------ Provided records
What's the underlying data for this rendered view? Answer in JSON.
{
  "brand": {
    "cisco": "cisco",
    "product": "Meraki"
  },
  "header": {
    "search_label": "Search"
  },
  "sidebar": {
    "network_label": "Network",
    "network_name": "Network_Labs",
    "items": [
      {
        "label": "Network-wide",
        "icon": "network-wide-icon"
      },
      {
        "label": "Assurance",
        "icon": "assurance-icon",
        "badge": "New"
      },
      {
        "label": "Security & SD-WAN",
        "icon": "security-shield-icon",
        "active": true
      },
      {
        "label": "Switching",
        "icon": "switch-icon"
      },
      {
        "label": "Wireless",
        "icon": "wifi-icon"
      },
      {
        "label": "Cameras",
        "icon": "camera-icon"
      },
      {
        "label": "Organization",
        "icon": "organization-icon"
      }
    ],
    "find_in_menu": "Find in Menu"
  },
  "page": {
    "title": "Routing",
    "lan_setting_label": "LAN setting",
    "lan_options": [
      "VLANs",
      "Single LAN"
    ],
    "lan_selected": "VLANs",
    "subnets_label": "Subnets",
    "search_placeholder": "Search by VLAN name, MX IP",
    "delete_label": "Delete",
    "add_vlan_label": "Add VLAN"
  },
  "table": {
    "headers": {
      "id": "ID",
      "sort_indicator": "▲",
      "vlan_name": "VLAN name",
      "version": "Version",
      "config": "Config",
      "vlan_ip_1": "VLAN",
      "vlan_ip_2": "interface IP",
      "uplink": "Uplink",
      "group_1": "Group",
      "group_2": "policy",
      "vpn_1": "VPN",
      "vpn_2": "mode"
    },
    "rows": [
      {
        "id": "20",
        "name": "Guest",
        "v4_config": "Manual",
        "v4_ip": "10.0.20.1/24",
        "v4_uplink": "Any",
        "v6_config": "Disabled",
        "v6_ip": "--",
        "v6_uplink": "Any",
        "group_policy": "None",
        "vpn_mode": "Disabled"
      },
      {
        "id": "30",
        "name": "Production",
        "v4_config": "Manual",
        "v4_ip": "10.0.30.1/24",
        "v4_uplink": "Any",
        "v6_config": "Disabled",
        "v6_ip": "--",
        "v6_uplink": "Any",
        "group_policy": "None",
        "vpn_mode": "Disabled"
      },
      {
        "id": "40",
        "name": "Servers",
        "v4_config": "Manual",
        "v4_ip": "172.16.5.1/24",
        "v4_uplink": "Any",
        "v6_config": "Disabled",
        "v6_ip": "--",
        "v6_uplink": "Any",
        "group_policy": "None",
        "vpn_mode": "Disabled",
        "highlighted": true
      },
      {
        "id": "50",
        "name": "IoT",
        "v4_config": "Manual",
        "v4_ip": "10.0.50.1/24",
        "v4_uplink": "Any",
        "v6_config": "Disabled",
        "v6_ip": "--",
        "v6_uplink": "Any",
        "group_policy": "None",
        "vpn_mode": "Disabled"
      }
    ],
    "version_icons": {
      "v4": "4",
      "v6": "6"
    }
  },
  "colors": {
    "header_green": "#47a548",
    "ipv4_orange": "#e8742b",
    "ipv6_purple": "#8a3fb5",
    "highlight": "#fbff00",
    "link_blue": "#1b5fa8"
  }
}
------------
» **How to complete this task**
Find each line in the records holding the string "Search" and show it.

» **Worked solution**
    "search_label": "Search"
    "search_placeholder": "Search by VLAN name, MX IP",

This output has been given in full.